Records from a dataset

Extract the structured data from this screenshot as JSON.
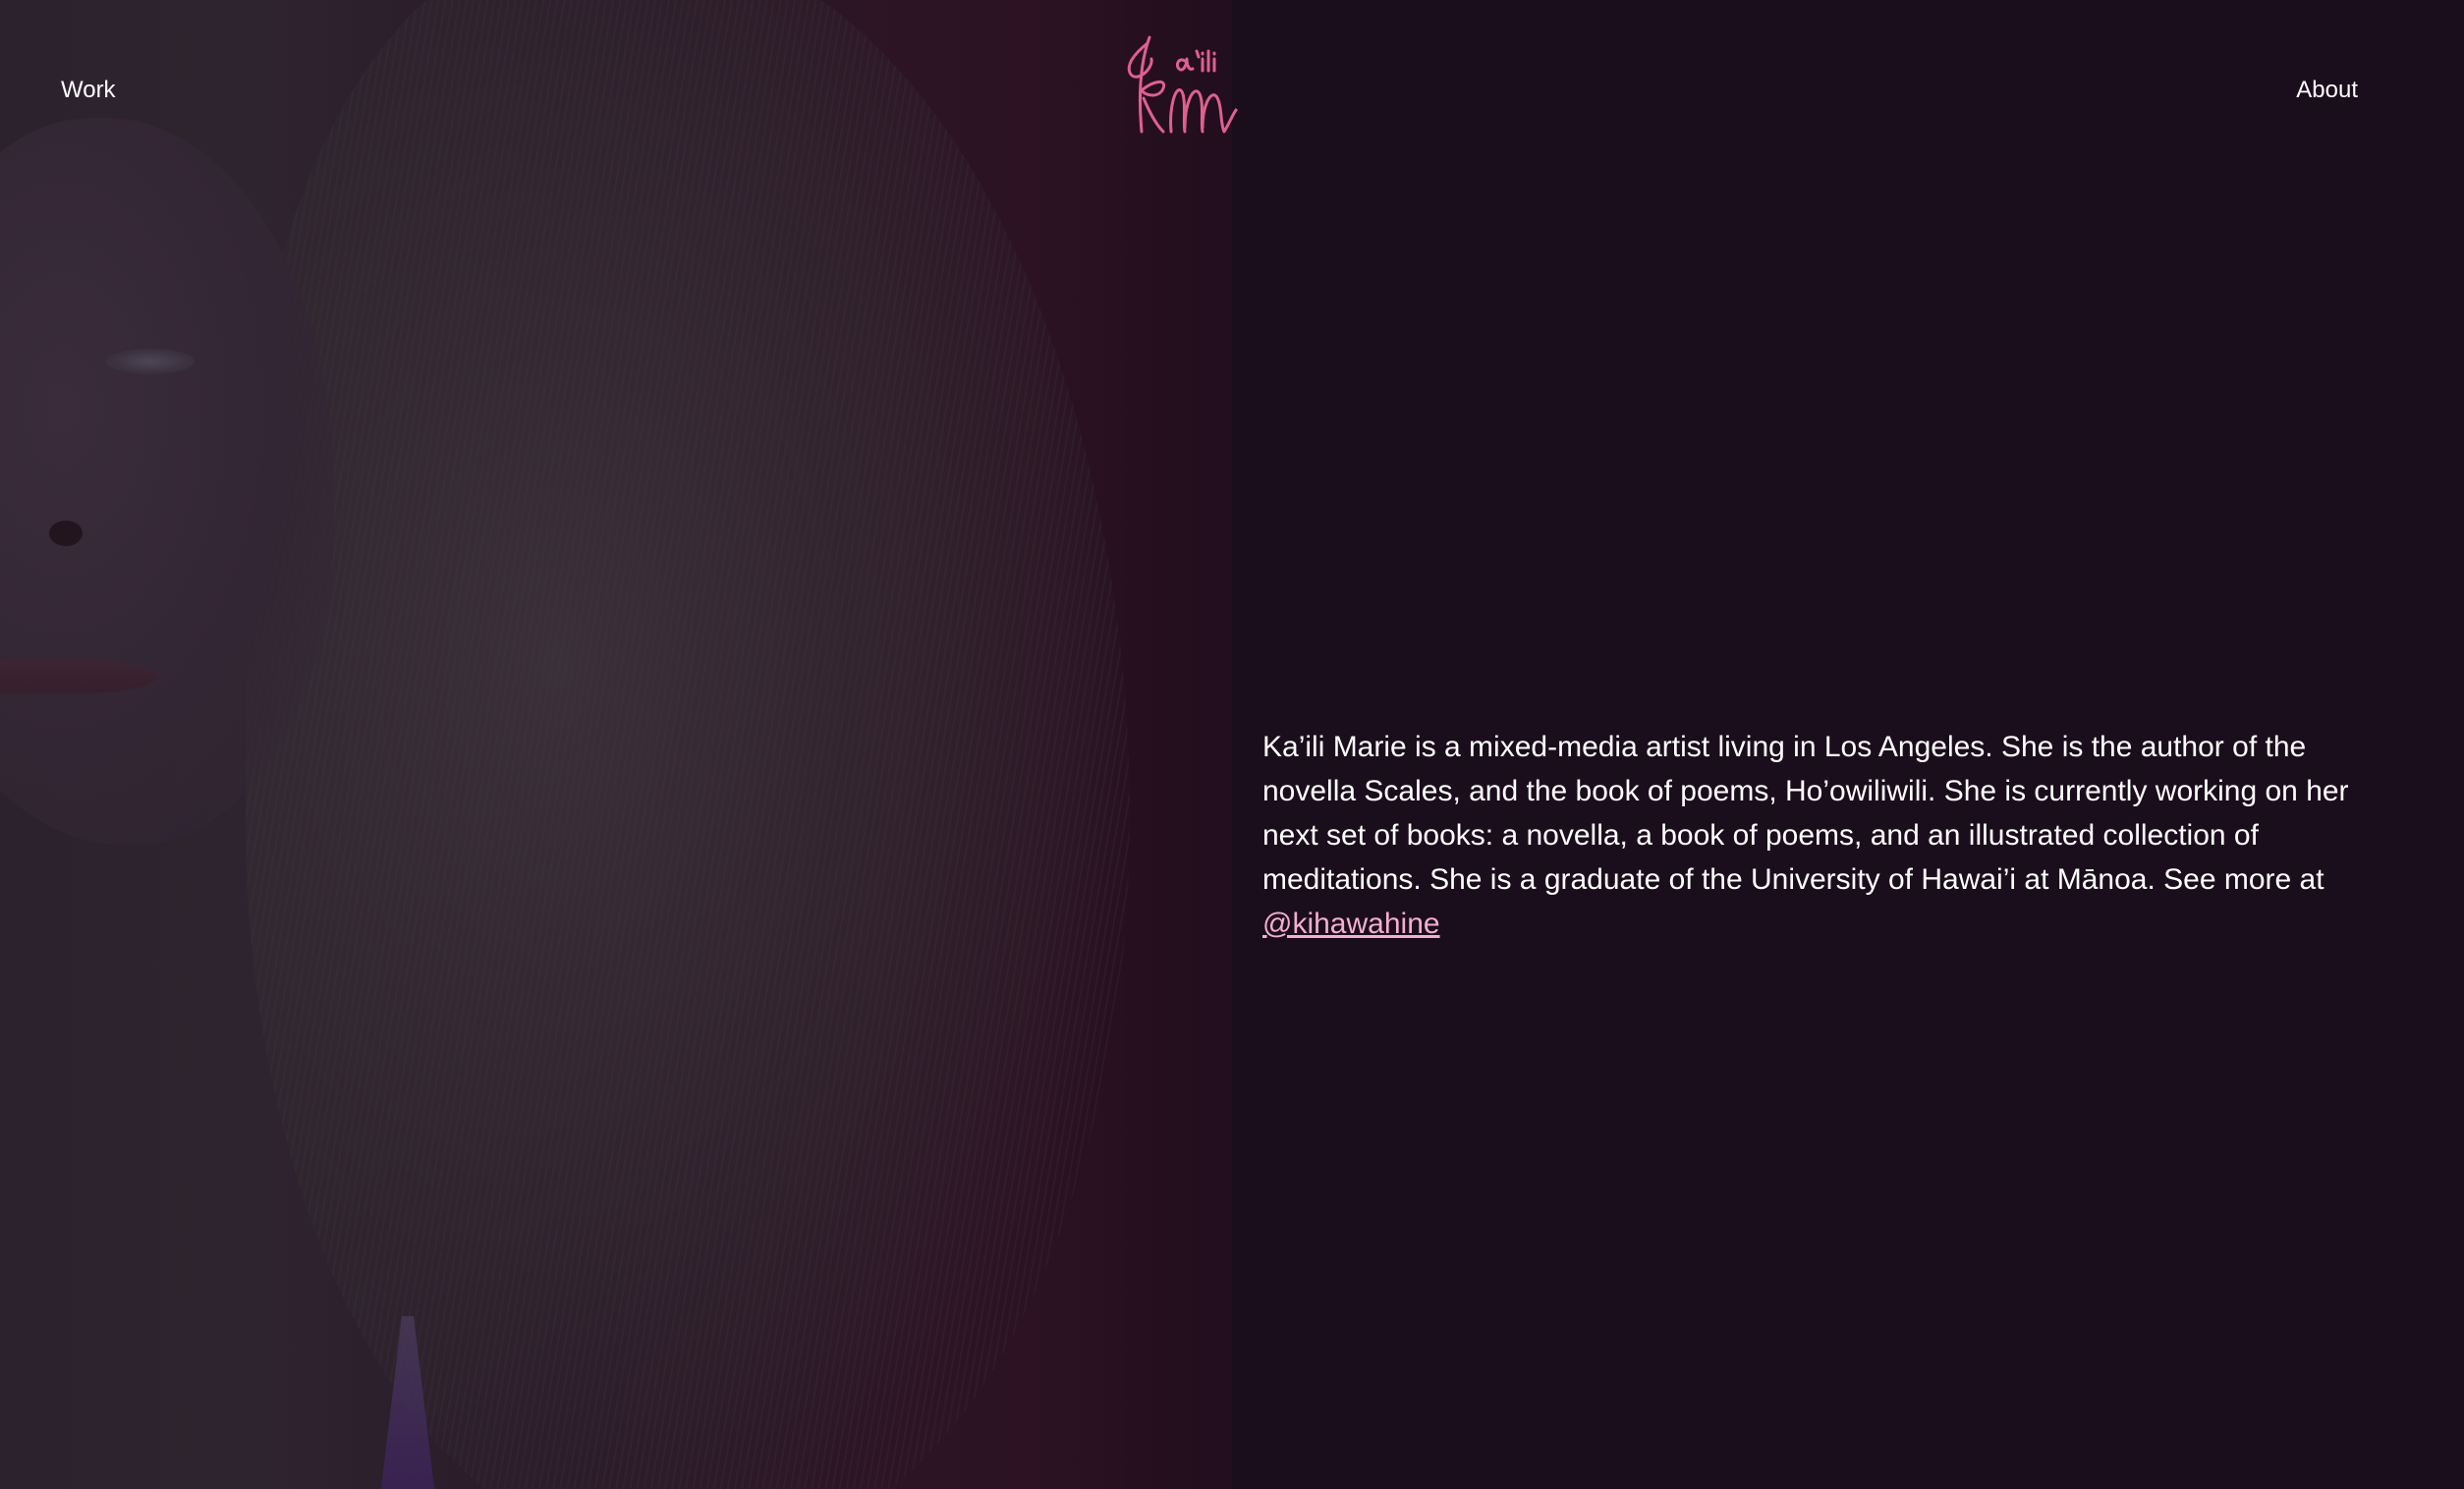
{
  "header": {
    "nav_left_label": "Work",
    "nav_right_label": "About",
    "logo_text": "ka'ili Kim"
  },
  "bio": {
    "text": "Ka’ili Marie is a mixed-media artist living in Los Angeles. She is the author of the novella Scales, and the book of poems, Ho’owiliwili. She is currently working on her next set of books: a novella, a book of poems, and an illustrated collection of meditations. She is a graduate of the University of Hawai’i at Mānoa. See more at ",
    "link_label": "@kihawahine"
  },
  "colors": {
    "background": "#1b0e1c",
    "accent_pink": "#e0608f",
    "link_pink": "#f4aed0",
    "text": "#ffffff"
  },
  "icons": {
    "logo": "signature-logo"
  }
}
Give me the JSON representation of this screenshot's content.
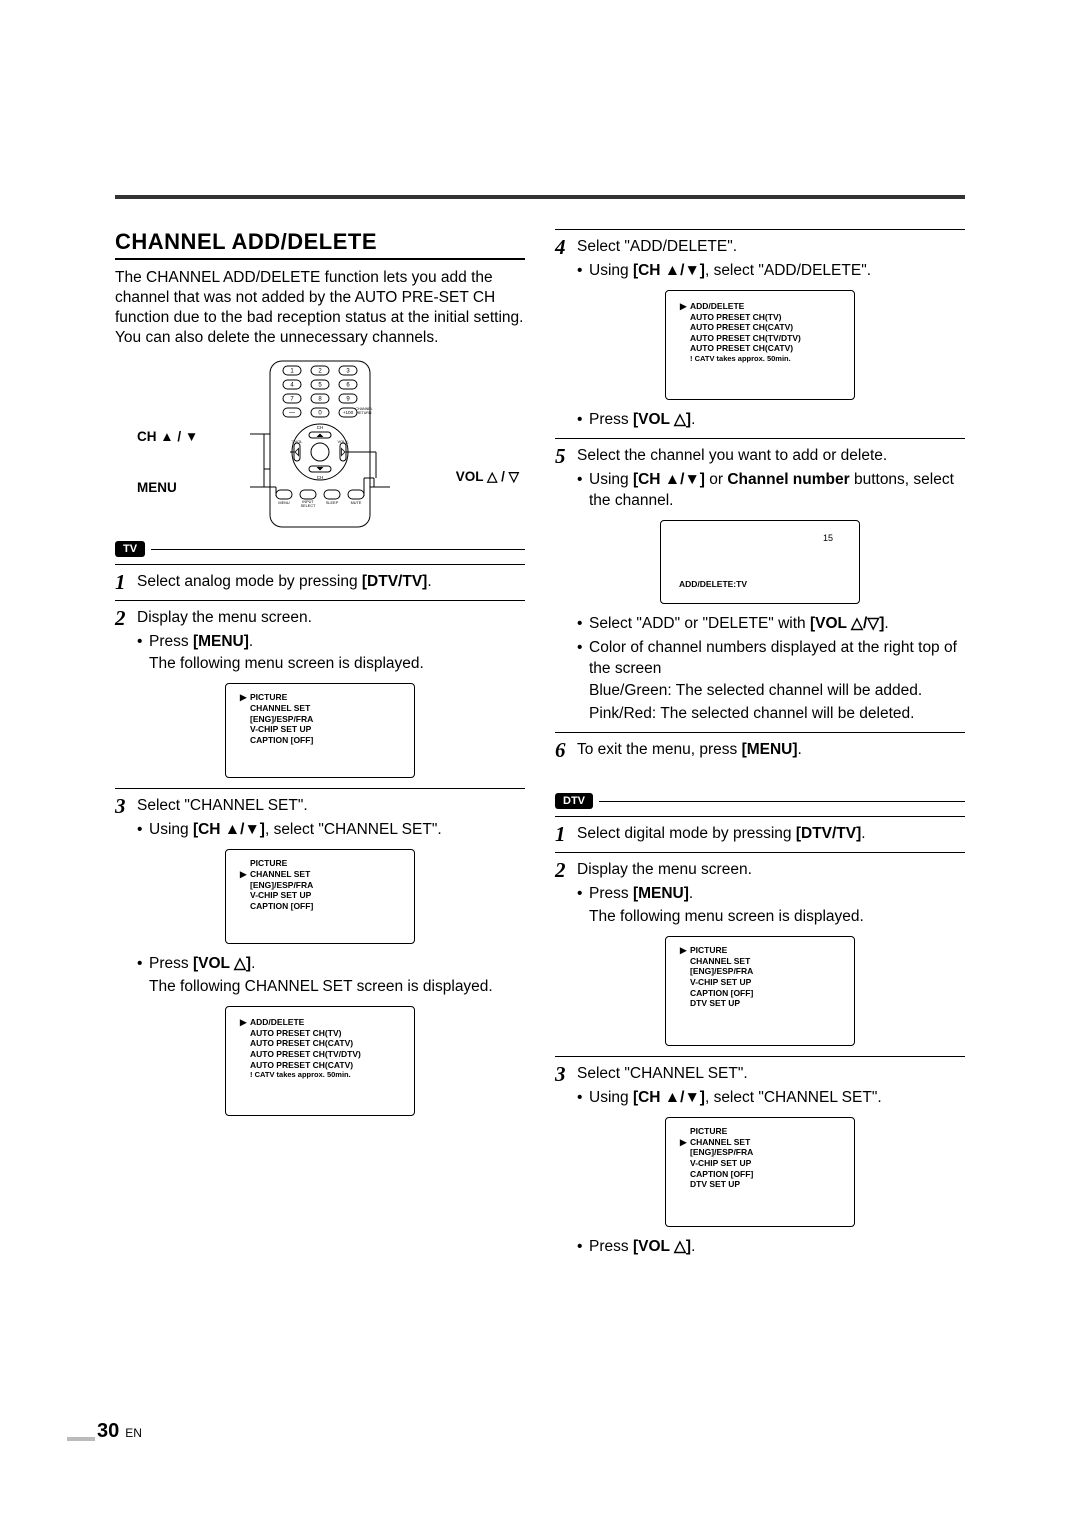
{
  "page": {
    "number": "30",
    "lang": "EN",
    "title": "CHANNEL ADD/DELETE",
    "intro": "The CHANNEL ADD/DELETE function lets you add the channel that was not added by the AUTO PRE-SET CH function due to the bad reception status at the initial setting. You can also delete the unnecessary channels."
  },
  "remote": {
    "label_ch": "CH ▲ / ▼",
    "label_menu": "MENU",
    "label_vol": "VOL △ / ▽",
    "keys": {
      "digits": [
        "1",
        "2",
        "3",
        "4",
        "5",
        "6",
        "7",
        "8",
        "9",
        "0"
      ],
      "dash": "—",
      "plus100": "+100",
      "channel_return": "CHANNEL\nRETURN",
      "ch": "CH",
      "vol_left": "VOL",
      "vol_right": "VOL",
      "menu": "MENU",
      "input_select": "INPUT\nSELECT",
      "sleep": "SLEEP",
      "mute": "MUTE"
    }
  },
  "badges": {
    "tv": "TV",
    "dtv": "DTV"
  },
  "tv": {
    "step1": "Select analog mode by pressing ",
    "step1_key": "[DTV/TV]",
    "step2": "Display the menu screen.",
    "step2_sub1_prefix": "Press ",
    "step2_sub1_key": "[MENU]",
    "step2_sub1_after": "The following menu screen is displayed.",
    "osd_menu": {
      "items": [
        "PICTURE",
        "CHANNEL SET",
        "[ENG]/ESP/FRA",
        "V-CHIP SET UP",
        "CAPTION [OFF]"
      ],
      "selected_index": 0
    },
    "step3": "Select \"CHANNEL SET\".",
    "step3_sub1_prefix": "Using ",
    "step3_sub1_key": "[CH ▲/▼]",
    "step3_sub1_suffix": ", select \"CHANNEL SET\".",
    "osd_menu_ch": {
      "items": [
        "PICTURE",
        "CHANNEL SET",
        "[ENG]/ESP/FRA",
        "V-CHIP SET UP",
        "CAPTION [OFF]"
      ],
      "selected_index": 1
    },
    "step3_sub2_prefix": "Press ",
    "step3_sub2_key": "[VOL △]",
    "step3_sub2_after": "The following CHANNEL SET screen is displayed.",
    "osd_channelset": {
      "items": [
        "ADD/DELETE",
        "AUTO PRESET CH(TV)",
        "AUTO PRESET CH(CATV)",
        "AUTO PRESET CH(TV/DTV)",
        "AUTO PRESET CH(CATV)",
        "! CATV takes approx. 50min."
      ],
      "selected_index": 0
    },
    "step4": "Select \"ADD/DELETE\".",
    "step4_sub1_prefix": "Using ",
    "step4_sub1_key": "[CH ▲/▼]",
    "step4_sub1_suffix": ", select \"ADD/DELETE\".",
    "osd_channelset2": {
      "items": [
        "ADD/DELETE",
        "AUTO PRESET CH(TV)",
        "AUTO PRESET CH(CATV)",
        "AUTO PRESET CH(TV/DTV)",
        "AUTO PRESET CH(CATV)",
        "! CATV takes approx. 50min."
      ],
      "selected_index": 0
    },
    "step4_sub2_prefix": "Press ",
    "step4_sub2_key": "[VOL △]",
    "step5": "Select the channel you want to add or delete.",
    "step5_sub1_prefix": "Using ",
    "step5_sub1_key1": "[CH ▲/▼]",
    "step5_sub1_mid": " or ",
    "step5_sub1_key2": "Channel number",
    "step5_sub1_suffix": " buttons, select the channel.",
    "osd_adddelete": {
      "channel": "15",
      "label": "ADD/DELETE:TV"
    },
    "step5_sub2": "Select \"ADD\" or \"DELETE\" with ",
    "step5_sub2_key": "[VOL △/▽]",
    "step5_sub3": "Color of channel numbers displayed at the right top of the screen",
    "step5_sub3a": "Blue/Green: The selected channel will be added.",
    "step5_sub3b": "Pink/Red: The selected channel will be deleted.",
    "step6_prefix": "To exit the menu, press ",
    "step6_key": "[MENU]"
  },
  "dtv": {
    "step1": "Select digital mode by pressing ",
    "step1_key": "[DTV/TV]",
    "step2": "Display the menu screen.",
    "step2_sub1_prefix": "Press ",
    "step2_sub1_key": "[MENU]",
    "step2_sub1_after": "The following menu screen is displayed.",
    "osd_menu": {
      "items": [
        "PICTURE",
        "CHANNEL SET",
        "[ENG]/ESP/FRA",
        "V-CHIP SET UP",
        "CAPTION [OFF]",
        "DTV SET UP"
      ],
      "selected_index": 0
    },
    "step3": "Select \"CHANNEL SET\".",
    "step3_sub1_prefix": "Using ",
    "step3_sub1_key": "[CH ▲/▼]",
    "step3_sub1_suffix": ", select \"CHANNEL SET\".",
    "osd_menu_ch": {
      "items": [
        "PICTURE",
        "CHANNEL SET",
        "[ENG]/ESP/FRA",
        "V-CHIP SET UP",
        "CAPTION [OFF]",
        "DTV SET UP"
      ],
      "selected_index": 1
    },
    "step3_sub2_prefix": "Press ",
    "step3_sub2_key": "[VOL △]"
  }
}
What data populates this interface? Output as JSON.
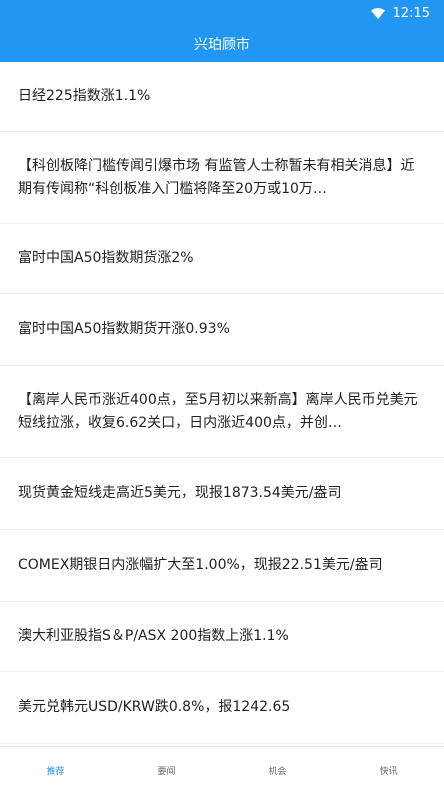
{
  "status_bar": {
    "time": "12:15",
    "wifi_icon": "wifi-icon"
  },
  "app_bar": {
    "title": "兴珀顾市"
  },
  "news": [
    {
      "text": "日经225指数涨1.1%"
    },
    {
      "text": "【科创板降门槛传闻引爆市场 有监管人士称暂未有相关消息】近期有传闻称“科创板准入门槛将降至20万或10万…"
    },
    {
      "text": "富时中国A50指数期货涨2%"
    },
    {
      "text": "富时中国A50指数期货开涨0.93%"
    },
    {
      "text": "【离岸人民币涨近400点，至5月初以来新高】离岸人民币兑美元短线拉涨，收复6.62关口，日内涨近400点，并创…"
    },
    {
      "text": "现货黄金短线走高近5美元，现报1873.54美元/盎司"
    },
    {
      "text": "COMEX期银日内涨幅扩大至1.00%，现报22.51美元/盎司"
    },
    {
      "text": "澳大利亚股指S＆P/ASX 200指数上涨1.1%"
    },
    {
      "text": "美元兑韩元USD/KRW跌0.8%，报1242.65"
    }
  ],
  "tabs": [
    {
      "label": "推荐",
      "active": true
    },
    {
      "label": "要闻",
      "active": false
    },
    {
      "label": "机会",
      "active": false
    },
    {
      "label": "快讯",
      "active": false
    }
  ],
  "colors": {
    "primary": "#2196f3",
    "text": "#222222",
    "tab_inactive": "#666666"
  }
}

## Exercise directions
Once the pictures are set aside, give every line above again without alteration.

## Answer space
Extract the structured data from this screenshot as JSON.
{
  "header": {
    "nav_left_label": "Work",
    "nav_right_label": "About",
    "logo_text": "ka'ili Kim"
  },
  "bio": {
    "text": "Ka’ili Marie is a mixed-media artist living in Los Angeles. She is the author of the novella Scales, and the book of poems, Ho’owiliwili. She is currently working on her next set of books: a novella, a book of poems, and an illustrated collection of meditations. She is a graduate of the University of Hawai’i at Mānoa. See more at ",
    "link_label": "@kihawahine"
  },
  "colors": {
    "background": "#1b0e1c",
    "accent_pink": "#e0608f",
    "link_pink": "#f4aed0",
    "text": "#ffffff"
  },
  "icons": {
    "logo": "signature-logo"
  }
}
Give me the JSON representation of this screenshot's content.
{
  "page": {
    "number": "30",
    "lang": "EN",
    "title": "CHANNEL ADD/DELETE",
    "intro": "The CHANNEL ADD/DELETE function lets you add the channel that was not added by the AUTO PRE-SET CH function due to the bad reception status at the initial setting. You can also delete the unnecessary channels."
  },
  "remote": {
    "label_ch": "CH ▲ / ▼",
    "label_menu": "MENU",
    "label_vol": "VOL △ / ▽",
    "keys": {
      "digits": [
        "1",
        "2",
        "3",
        "4",
        "5",
        "6",
        "7",
        "8",
        "9",
        "0"
      ],
      "dash": "—",
      "plus100": "+100",
      "channel_return": "CHANNEL\nRETURN",
      "ch": "CH",
      "vol_left": "VOL",
      "vol_right": "VOL",
      "menu": "MENU",
      "input_select": "INPUT\nSELECT",
      "sleep": "SLEEP",
      "mute": "MUTE"
    }
  },
  "badges": {
    "tv": "TV",
    "dtv": "DTV"
  },
  "tv": {
    "step1": "Select analog mode by pressing ",
    "step1_key": "[DTV/TV]",
    "step2": "Display the menu screen.",
    "step2_sub1_prefix": "Press ",
    "step2_sub1_key": "[MENU]",
    "step2_sub1_after": "The following menu screen is displayed.",
    "osd_menu": {
      "items": [
        "PICTURE",
        "CHANNEL SET",
        "[ENG]/ESP/FRA",
        "V-CHIP SET UP",
        "CAPTION [OFF]"
      ],
      "selected_index": 0
    },
    "step3": "Select \"CHANNEL SET\".",
    "step3_sub1_prefix": "Using ",
    "step3_sub1_key": "[CH ▲/▼]",
    "step3_sub1_suffix": ", select \"CHANNEL SET\".",
    "osd_menu_ch": {
      "items": [
        "PICTURE",
        "CHANNEL SET",
        "[ENG]/ESP/FRA",
        "V-CHIP SET UP",
        "CAPTION [OFF]"
      ],
      "selected_index": 1
    },
    "step3_sub2_prefix": "Press ",
    "step3_sub2_key": "[VOL △]",
    "step3_sub2_after": "The following CHANNEL SET screen is displayed.",
    "osd_channelset": {
      "items": [
        "ADD/DELETE",
        "AUTO PRESET CH(TV)",
        "AUTO PRESET CH(CATV)",
        "AUTO PRESET CH(TV/DTV)",
        "AUTO PRESET CH(CATV)",
        "! CATV takes approx. 50min."
      ],
      "selected_index": 0
    },
    "step4": "Select \"ADD/DELETE\".",
    "step4_sub1_prefix": "Using ",
    "step4_sub1_key": "[CH ▲/▼]",
    "step4_sub1_suffix": ", select \"ADD/DELETE\".",
    "osd_channelset2": {
      "items": [
        "ADD/DELETE",
        "AUTO PRESET CH(TV)",
        "AUTO PRESET CH(CATV)",
        "AUTO PRESET CH(TV/DTV)",
        "AUTO PRESET CH(CATV)",
        "! CATV takes approx. 50min."
      ],
      "selected_index": 0
    },
    "step4_sub2_prefix": "Press ",
    "step4_sub2_key": "[VOL △]",
    "step5": "Select the channel you want to add or delete.",
    "step5_sub1_prefix": "Using ",
    "step5_sub1_key1": "[CH ▲/▼]",
    "step5_sub1_mid": " or ",
    "step5_sub1_key2": "Channel number",
    "step5_sub1_suffix": " buttons, select the channel.",
    "osd_adddelete": {
      "channel": "15",
      "label": "ADD/DELETE:TV"
    },
    "step5_sub2": "Select \"ADD\" or \"DELETE\" with ",
    "step5_sub2_key": "[VOL △/▽]",
    "step5_sub3": "Color of channel numbers displayed at the right top of the screen",
    "step5_sub3a": "Blue/Green: The selected channel will be added.",
    "step5_sub3b": "Pink/Red: The selected channel will be deleted.",
    "step6_prefix": "To exit the menu, press ",
    "step6_key": "[MENU]"
  },
  "dtv": {
    "step1": "Select digital mode by pressing ",
    "step1_key": "[DTV/TV]",
    "step2": "Display the menu screen.",
    "step2_sub1_prefix": "Press ",
    "step2_sub1_key": "[MENU]",
    "step2_sub1_after": "The following menu screen is displayed.",
    "osd_menu": {
      "items": [
        "PICTURE",
        "CHANNEL SET",
        "[ENG]/ESP/FRA",
        "V-CHIP SET UP",
        "CAPTION [OFF]",
        "DTV SET UP"
      ],
      "selected_index": 0
    },
    "step3": "Select \"CHANNEL SET\".",
    "step3_sub1_prefix": "Using ",
    "step3_sub1_key": "[CH ▲/▼]",
    "step3_sub1_suffix": ", select \"CHANNEL SET\".",
    "osd_menu_ch": {
      "items": [
        "PICTURE",
        "CHANNEL SET",
        "[ENG]/ESP/FRA",
        "V-CHIP SET UP",
        "CAPTION [OFF]",
        "DTV SET UP"
      ],
      "selected_index": 1
    },
    "step3_sub2_prefix": "Press ",
    "step3_sub2_key": "[VOL △]"
  }
}
What data populates this interface? Output as JSON.
{
  "status_bar": {
    "time": "12:15",
    "wifi_icon": "wifi-icon"
  },
  "app_bar": {
    "title": "兴珀顾市"
  },
  "news": [
    {
      "text": "日经225指数涨1.1%"
    },
    {
      "text": "【科创板降门槛传闻引爆市场 有监管人士称暂未有相关消息】近期有传闻称“科创板准入门槛将降至20万或10万…"
    },
    {
      "text": "富时中国A50指数期货涨2%"
    },
    {
      "text": "富时中国A50指数期货开涨0.93%"
    },
    {
      "text": "【离岸人民币涨近400点，至5月初以来新高】离岸人民币兑美元短线拉涨，收复6.62关口，日内涨近400点，并创…"
    },
    {
      "text": "现货黄金短线走高近5美元，现报1873.54美元/盎司"
    },
    {
      "text": "COMEX期银日内涨幅扩大至1.00%，现报22.51美元/盎司"
    },
    {
      "text": "澳大利亚股指S＆P/ASX 200指数上涨1.1%"
    },
    {
      "text": "美元兑韩元USD/KRW跌0.8%，报1242.65"
    }
  ],
  "tabs": [
    {
      "label": "推荐",
      "active": true
    },
    {
      "label": "要闻",
      "active": false
    },
    {
      "label": "机会",
      "active": false
    },
    {
      "label": "快讯",
      "active": false
    }
  ],
  "colors": {
    "primary": "#2196f3",
    "text": "#222222",
    "tab_inactive": "#666666"
  }
}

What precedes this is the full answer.